[Your goal]
Nothing but a number is wanted: the count of lines in the records below that include "indication".

====

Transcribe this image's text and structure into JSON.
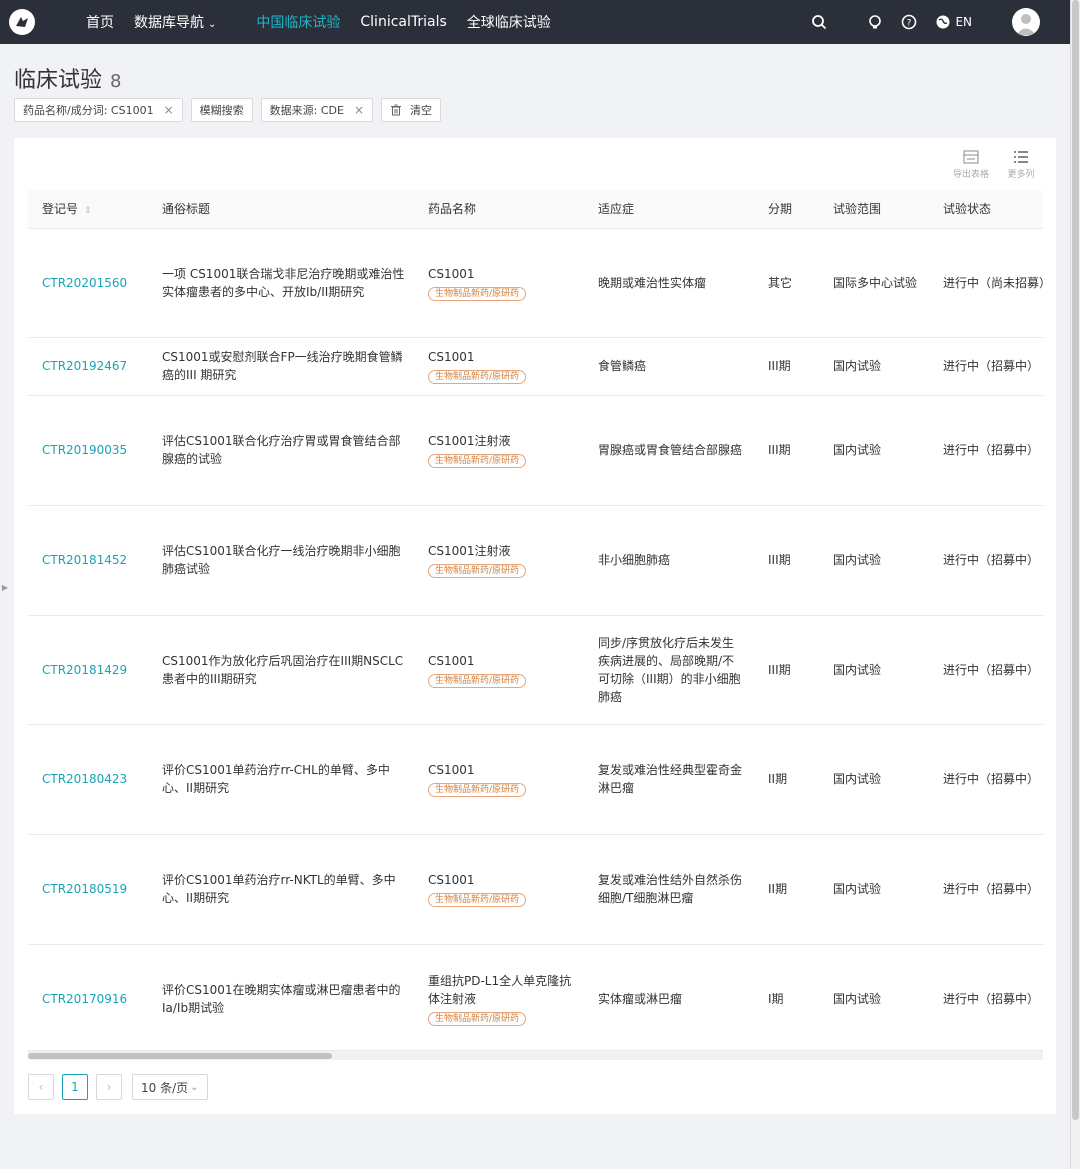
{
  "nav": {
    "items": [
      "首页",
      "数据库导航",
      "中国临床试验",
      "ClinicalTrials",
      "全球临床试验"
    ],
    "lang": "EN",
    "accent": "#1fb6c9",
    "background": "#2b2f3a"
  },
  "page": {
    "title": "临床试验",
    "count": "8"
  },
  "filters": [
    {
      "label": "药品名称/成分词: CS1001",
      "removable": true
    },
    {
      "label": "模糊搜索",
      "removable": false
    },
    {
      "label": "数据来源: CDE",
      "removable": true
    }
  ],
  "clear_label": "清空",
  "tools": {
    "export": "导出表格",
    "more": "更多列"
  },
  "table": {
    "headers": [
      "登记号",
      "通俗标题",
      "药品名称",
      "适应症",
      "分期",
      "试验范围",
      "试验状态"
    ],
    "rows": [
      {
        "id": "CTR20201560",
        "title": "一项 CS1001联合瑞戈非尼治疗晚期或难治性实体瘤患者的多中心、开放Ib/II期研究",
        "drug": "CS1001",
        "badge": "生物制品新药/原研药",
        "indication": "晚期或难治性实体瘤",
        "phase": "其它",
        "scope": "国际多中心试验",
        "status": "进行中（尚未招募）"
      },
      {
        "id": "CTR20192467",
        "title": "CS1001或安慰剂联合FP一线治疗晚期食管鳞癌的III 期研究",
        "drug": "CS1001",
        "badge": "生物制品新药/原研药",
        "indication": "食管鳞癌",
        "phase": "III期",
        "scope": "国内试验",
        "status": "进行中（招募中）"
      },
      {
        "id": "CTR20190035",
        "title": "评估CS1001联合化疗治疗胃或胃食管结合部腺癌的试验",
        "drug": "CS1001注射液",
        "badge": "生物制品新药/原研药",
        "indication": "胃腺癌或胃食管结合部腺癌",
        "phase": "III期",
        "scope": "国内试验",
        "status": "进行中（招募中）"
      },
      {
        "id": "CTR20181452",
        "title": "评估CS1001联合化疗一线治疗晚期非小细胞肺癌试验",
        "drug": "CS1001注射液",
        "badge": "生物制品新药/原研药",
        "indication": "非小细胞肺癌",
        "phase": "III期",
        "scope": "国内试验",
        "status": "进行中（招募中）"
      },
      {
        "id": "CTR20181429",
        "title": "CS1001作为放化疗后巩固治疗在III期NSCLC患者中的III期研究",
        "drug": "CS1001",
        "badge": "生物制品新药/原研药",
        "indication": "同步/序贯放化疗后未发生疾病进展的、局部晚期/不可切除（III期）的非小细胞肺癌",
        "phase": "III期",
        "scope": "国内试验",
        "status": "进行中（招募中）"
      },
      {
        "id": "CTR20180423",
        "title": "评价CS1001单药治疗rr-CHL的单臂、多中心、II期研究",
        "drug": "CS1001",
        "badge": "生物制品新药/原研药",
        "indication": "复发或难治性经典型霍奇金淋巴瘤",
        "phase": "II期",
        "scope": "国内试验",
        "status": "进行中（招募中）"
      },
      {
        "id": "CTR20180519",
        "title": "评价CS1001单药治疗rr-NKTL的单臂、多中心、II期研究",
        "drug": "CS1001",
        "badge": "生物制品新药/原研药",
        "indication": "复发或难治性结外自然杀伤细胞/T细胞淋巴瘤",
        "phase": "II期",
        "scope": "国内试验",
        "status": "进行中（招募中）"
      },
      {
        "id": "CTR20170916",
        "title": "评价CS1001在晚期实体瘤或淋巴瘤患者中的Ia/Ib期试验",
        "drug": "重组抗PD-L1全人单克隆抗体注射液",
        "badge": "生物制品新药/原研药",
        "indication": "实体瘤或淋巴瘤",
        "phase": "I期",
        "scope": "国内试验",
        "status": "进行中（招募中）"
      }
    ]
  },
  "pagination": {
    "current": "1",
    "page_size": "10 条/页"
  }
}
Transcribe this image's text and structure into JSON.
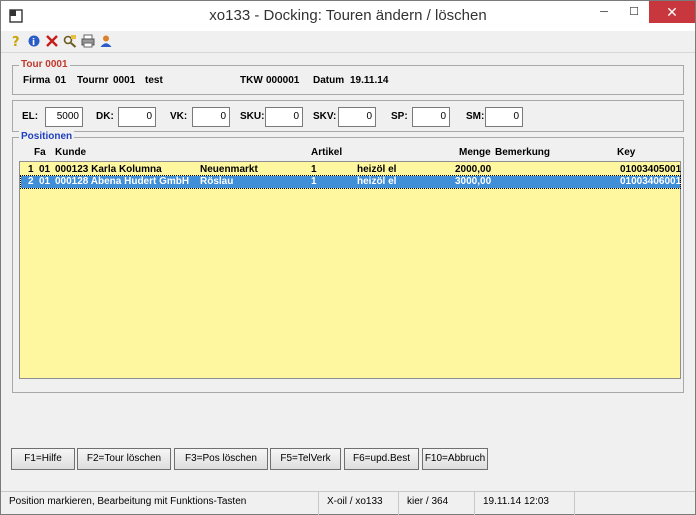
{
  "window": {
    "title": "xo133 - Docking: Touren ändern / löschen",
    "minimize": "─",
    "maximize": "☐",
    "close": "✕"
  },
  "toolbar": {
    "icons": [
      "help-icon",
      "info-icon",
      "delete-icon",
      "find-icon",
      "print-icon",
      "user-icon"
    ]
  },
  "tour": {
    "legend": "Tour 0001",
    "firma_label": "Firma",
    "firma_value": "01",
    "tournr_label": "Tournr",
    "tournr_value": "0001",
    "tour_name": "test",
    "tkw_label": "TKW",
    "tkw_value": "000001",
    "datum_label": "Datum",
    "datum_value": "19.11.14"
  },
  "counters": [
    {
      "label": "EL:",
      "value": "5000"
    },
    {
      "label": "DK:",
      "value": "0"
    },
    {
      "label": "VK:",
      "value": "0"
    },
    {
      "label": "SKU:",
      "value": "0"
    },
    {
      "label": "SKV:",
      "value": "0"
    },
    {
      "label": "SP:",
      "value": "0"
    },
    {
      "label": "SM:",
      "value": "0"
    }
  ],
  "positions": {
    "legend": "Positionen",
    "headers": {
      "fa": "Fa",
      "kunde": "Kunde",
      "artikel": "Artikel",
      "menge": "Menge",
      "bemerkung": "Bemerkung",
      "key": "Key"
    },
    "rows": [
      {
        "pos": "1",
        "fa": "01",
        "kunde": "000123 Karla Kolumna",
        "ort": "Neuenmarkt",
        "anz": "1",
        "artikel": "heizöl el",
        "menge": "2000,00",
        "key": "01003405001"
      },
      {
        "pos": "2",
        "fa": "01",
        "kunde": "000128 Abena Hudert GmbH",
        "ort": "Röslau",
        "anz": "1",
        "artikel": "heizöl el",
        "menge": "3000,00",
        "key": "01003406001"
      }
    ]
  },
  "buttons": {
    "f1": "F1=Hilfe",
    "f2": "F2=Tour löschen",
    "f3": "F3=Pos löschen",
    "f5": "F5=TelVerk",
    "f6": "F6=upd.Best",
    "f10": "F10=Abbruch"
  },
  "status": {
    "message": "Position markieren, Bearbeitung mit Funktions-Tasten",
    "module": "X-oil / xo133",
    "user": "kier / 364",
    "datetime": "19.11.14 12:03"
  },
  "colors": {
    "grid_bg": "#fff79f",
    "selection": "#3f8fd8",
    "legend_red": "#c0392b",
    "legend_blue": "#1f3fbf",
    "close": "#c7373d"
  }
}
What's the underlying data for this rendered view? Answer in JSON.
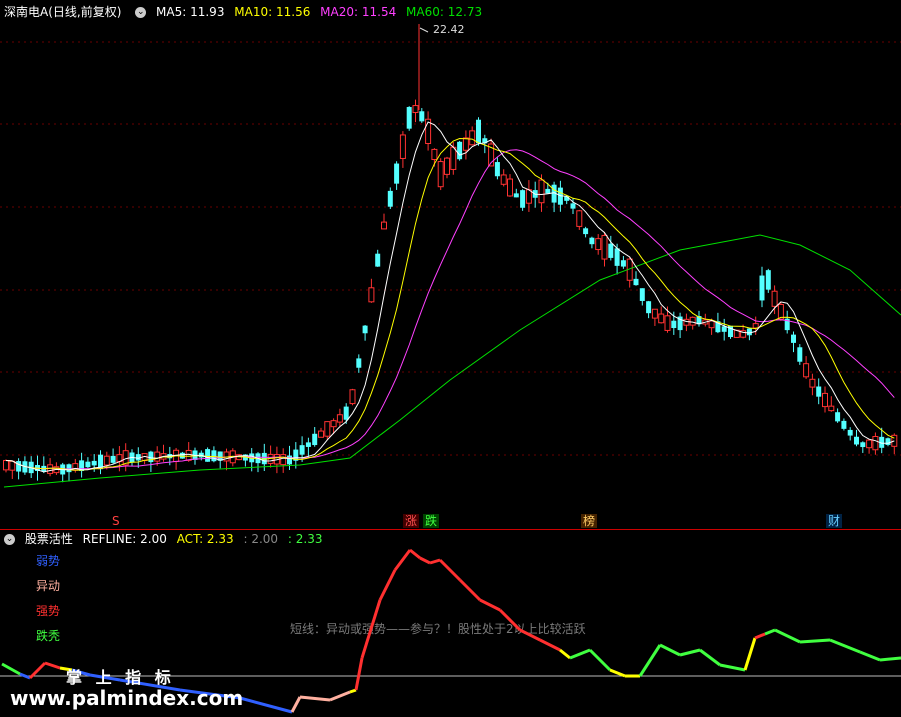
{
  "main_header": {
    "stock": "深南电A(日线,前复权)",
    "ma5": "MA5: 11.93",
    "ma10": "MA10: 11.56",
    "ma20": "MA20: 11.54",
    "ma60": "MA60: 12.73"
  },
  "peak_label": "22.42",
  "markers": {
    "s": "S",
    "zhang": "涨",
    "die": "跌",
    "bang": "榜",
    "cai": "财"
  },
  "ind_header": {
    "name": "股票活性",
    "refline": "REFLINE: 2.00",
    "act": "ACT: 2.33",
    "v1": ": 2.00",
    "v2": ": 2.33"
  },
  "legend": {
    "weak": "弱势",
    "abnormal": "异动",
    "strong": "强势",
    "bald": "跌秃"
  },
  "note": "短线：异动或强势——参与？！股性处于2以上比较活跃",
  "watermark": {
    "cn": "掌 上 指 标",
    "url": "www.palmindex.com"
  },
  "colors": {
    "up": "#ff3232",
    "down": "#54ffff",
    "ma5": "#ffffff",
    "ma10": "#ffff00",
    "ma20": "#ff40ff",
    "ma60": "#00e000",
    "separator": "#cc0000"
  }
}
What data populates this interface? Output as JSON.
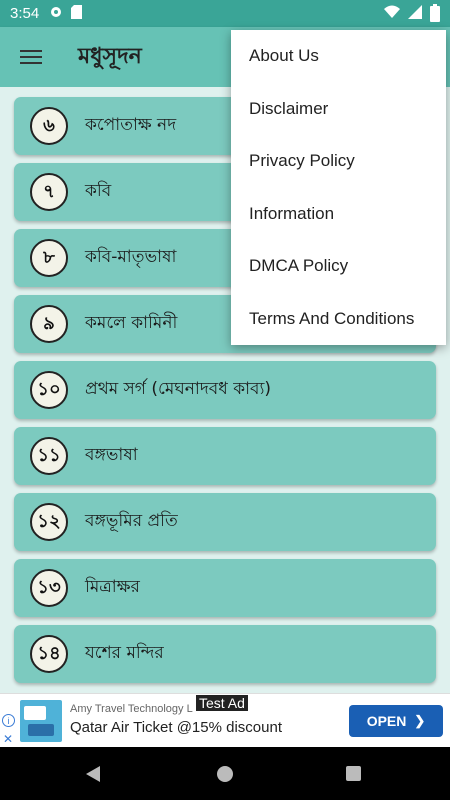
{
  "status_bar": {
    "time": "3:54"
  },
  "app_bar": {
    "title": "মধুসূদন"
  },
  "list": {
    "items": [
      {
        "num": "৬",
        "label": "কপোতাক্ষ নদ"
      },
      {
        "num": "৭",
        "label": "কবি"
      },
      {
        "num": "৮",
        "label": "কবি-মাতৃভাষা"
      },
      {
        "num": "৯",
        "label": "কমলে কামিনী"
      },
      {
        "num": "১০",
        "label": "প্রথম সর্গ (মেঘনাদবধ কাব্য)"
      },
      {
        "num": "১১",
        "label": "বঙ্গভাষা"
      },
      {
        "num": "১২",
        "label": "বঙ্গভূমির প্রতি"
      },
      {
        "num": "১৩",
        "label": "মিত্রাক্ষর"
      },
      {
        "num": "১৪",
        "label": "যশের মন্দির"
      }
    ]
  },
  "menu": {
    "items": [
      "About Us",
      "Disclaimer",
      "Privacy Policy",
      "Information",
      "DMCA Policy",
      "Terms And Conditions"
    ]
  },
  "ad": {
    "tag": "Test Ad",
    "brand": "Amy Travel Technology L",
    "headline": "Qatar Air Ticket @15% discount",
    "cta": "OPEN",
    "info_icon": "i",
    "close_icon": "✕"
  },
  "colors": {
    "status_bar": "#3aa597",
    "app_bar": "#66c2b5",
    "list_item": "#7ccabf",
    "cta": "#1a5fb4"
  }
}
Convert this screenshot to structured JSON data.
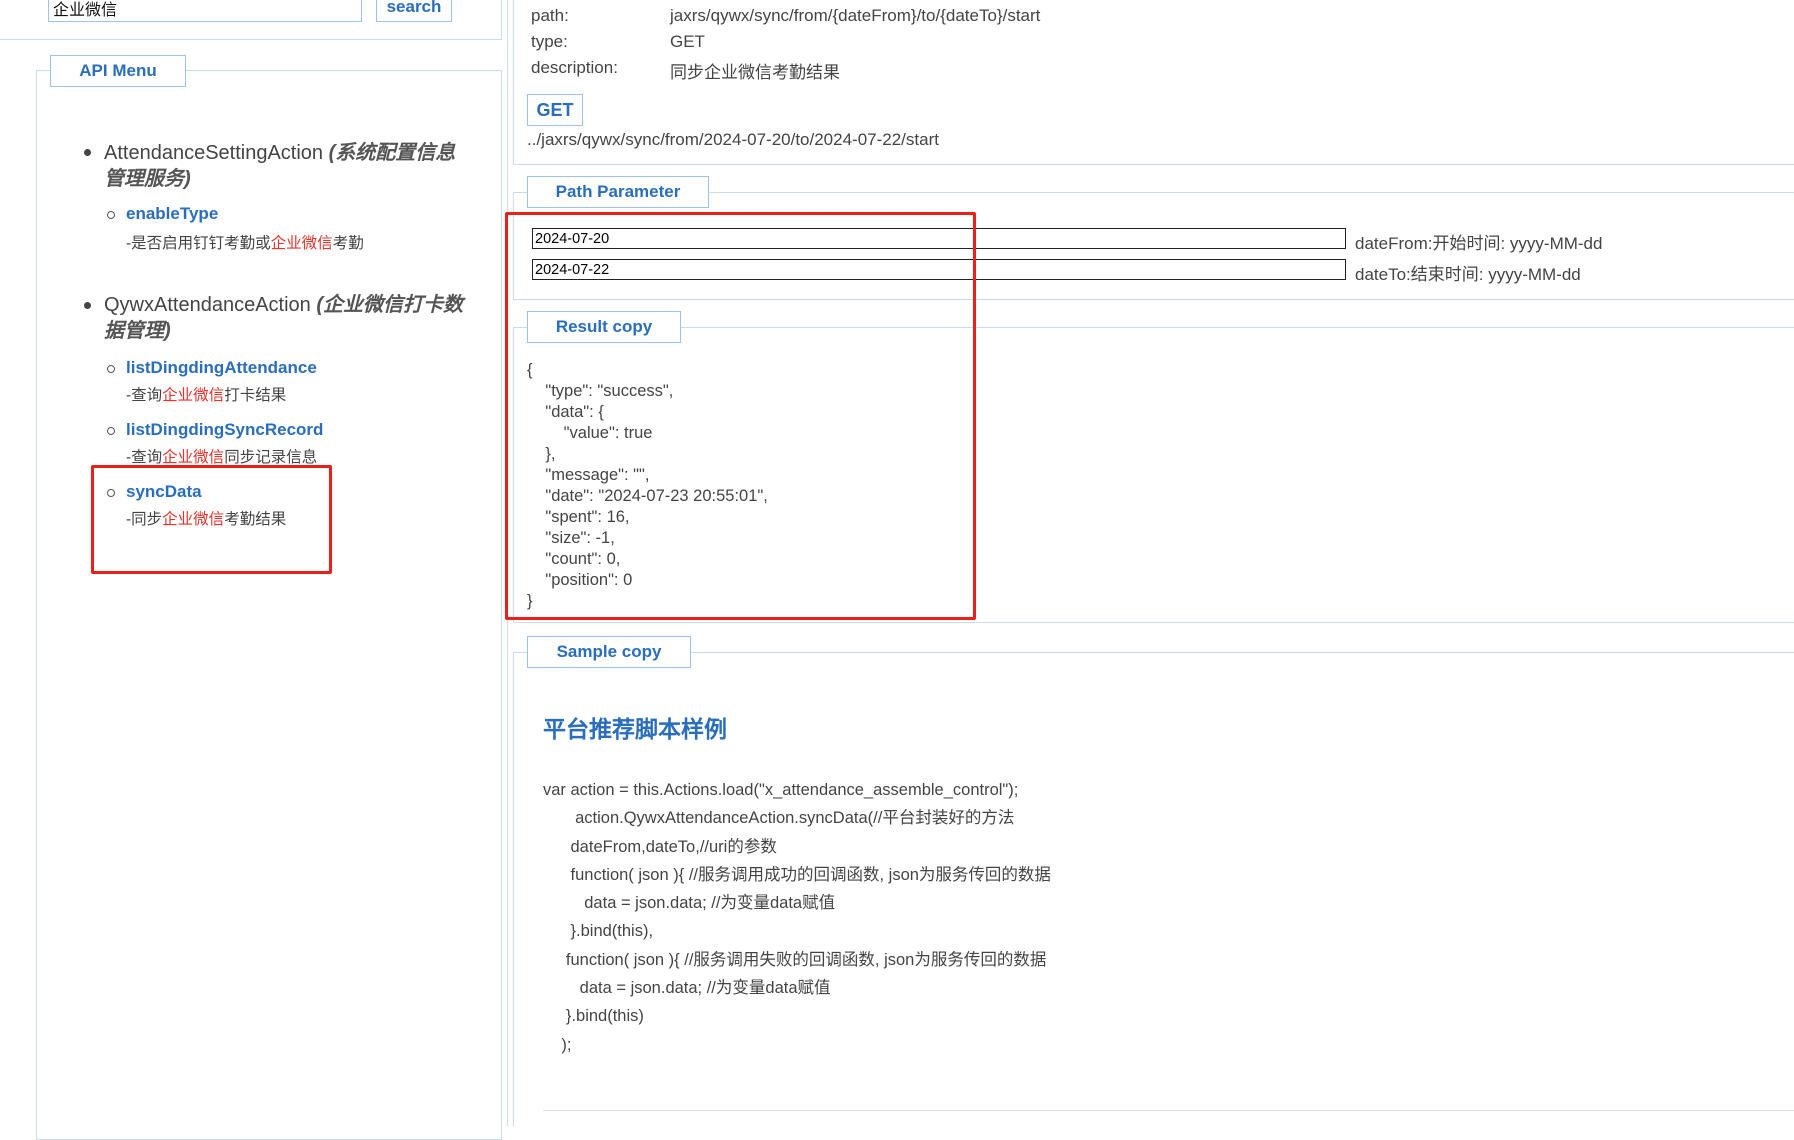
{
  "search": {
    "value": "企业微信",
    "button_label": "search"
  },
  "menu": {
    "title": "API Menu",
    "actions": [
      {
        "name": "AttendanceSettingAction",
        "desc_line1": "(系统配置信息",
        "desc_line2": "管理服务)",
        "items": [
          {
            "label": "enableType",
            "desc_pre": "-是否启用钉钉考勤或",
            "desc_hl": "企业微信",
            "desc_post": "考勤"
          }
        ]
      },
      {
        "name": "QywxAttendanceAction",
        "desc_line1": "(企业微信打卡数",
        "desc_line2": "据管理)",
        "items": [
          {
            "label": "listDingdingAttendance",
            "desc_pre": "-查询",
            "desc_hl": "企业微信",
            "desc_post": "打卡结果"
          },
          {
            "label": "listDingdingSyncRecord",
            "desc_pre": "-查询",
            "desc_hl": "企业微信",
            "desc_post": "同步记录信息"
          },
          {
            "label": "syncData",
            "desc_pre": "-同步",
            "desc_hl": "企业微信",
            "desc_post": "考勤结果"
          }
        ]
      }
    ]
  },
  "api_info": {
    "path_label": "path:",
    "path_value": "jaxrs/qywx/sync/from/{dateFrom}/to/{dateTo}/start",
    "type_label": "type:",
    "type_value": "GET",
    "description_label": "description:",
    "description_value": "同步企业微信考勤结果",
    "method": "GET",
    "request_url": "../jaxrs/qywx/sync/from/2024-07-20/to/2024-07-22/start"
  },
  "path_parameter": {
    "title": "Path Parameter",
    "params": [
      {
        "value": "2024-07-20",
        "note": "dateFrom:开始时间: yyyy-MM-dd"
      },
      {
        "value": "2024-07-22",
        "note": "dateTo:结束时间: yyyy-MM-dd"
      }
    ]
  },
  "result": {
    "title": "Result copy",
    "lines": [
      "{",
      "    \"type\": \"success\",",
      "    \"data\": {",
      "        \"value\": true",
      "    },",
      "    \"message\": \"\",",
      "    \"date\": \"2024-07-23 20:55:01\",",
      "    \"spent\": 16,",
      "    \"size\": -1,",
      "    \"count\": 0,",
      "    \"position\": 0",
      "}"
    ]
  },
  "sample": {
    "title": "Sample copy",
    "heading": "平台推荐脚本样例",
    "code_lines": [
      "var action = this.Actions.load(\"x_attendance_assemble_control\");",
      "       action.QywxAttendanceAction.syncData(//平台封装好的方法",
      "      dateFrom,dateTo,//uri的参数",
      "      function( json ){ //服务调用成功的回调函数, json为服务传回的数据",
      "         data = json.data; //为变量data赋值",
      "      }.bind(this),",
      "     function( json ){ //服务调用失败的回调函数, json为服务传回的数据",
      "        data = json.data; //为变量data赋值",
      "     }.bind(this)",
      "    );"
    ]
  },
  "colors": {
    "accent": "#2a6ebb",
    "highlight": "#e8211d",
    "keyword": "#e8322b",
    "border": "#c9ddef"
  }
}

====

[Worked solution]
8